[Source records]
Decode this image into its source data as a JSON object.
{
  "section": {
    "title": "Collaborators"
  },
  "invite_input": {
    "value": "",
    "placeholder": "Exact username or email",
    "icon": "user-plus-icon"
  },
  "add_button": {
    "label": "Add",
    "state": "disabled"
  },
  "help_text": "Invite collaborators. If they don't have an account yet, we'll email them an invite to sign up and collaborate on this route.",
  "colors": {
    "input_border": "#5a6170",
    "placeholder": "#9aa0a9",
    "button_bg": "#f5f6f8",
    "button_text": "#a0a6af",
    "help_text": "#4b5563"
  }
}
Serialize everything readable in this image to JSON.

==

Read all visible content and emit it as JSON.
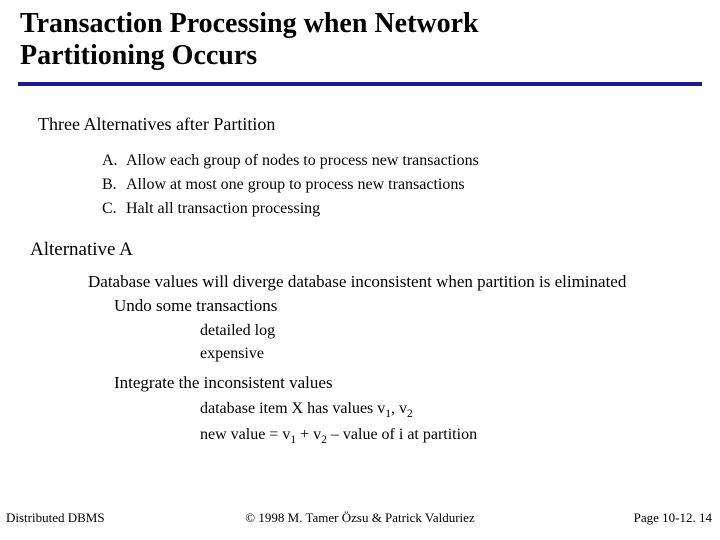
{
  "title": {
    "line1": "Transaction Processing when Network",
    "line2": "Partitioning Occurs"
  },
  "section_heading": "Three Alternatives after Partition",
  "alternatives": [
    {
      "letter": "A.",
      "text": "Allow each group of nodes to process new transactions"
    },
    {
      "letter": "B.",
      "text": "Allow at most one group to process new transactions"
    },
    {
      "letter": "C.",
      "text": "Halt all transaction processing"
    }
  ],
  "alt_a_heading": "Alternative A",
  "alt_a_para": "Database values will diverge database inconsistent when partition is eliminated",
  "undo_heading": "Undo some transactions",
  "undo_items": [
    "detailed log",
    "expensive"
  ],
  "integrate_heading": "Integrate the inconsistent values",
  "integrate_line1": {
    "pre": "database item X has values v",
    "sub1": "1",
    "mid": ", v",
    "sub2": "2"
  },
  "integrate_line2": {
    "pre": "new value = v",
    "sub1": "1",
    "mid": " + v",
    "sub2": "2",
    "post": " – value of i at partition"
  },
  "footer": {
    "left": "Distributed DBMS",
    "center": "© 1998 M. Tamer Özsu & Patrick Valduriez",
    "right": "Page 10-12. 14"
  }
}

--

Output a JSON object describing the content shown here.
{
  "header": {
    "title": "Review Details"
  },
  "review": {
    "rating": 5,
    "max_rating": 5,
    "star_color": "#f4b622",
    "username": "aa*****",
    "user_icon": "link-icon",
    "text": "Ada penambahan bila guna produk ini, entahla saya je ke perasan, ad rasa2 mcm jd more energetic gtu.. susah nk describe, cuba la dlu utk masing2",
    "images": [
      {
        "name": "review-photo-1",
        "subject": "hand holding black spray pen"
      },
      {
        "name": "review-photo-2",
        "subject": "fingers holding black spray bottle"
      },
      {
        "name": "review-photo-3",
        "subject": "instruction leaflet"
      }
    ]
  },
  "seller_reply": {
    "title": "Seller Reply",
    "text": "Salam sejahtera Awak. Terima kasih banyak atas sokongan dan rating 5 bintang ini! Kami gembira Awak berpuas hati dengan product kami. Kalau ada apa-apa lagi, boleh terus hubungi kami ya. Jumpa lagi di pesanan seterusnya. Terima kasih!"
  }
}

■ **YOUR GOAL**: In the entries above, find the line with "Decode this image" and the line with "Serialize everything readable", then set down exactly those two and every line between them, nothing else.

■ **ANSWER BOX**:
Decode this image into its source data as a JSON object.
{
  "section": {
    "title": "Collaborators"
  },
  "invite_input": {
    "value": "",
    "placeholder": "Exact username or email",
    "icon": "user-plus-icon"
  },
  "add_button": {
    "label": "Add",
    "state": "disabled"
  },
  "help_text": "Invite collaborators. If they don't have an account yet, we'll email them an invite to sign up and collaborate on this route.",
  "colors": {
    "input_border": "#5a6170",
    "placeholder": "#9aa0a9",
    "button_bg": "#f5f6f8",
    "button_text": "#a0a6af",
    "help_text": "#4b5563"
  }
}
Serialize everything readable in this image to JSON.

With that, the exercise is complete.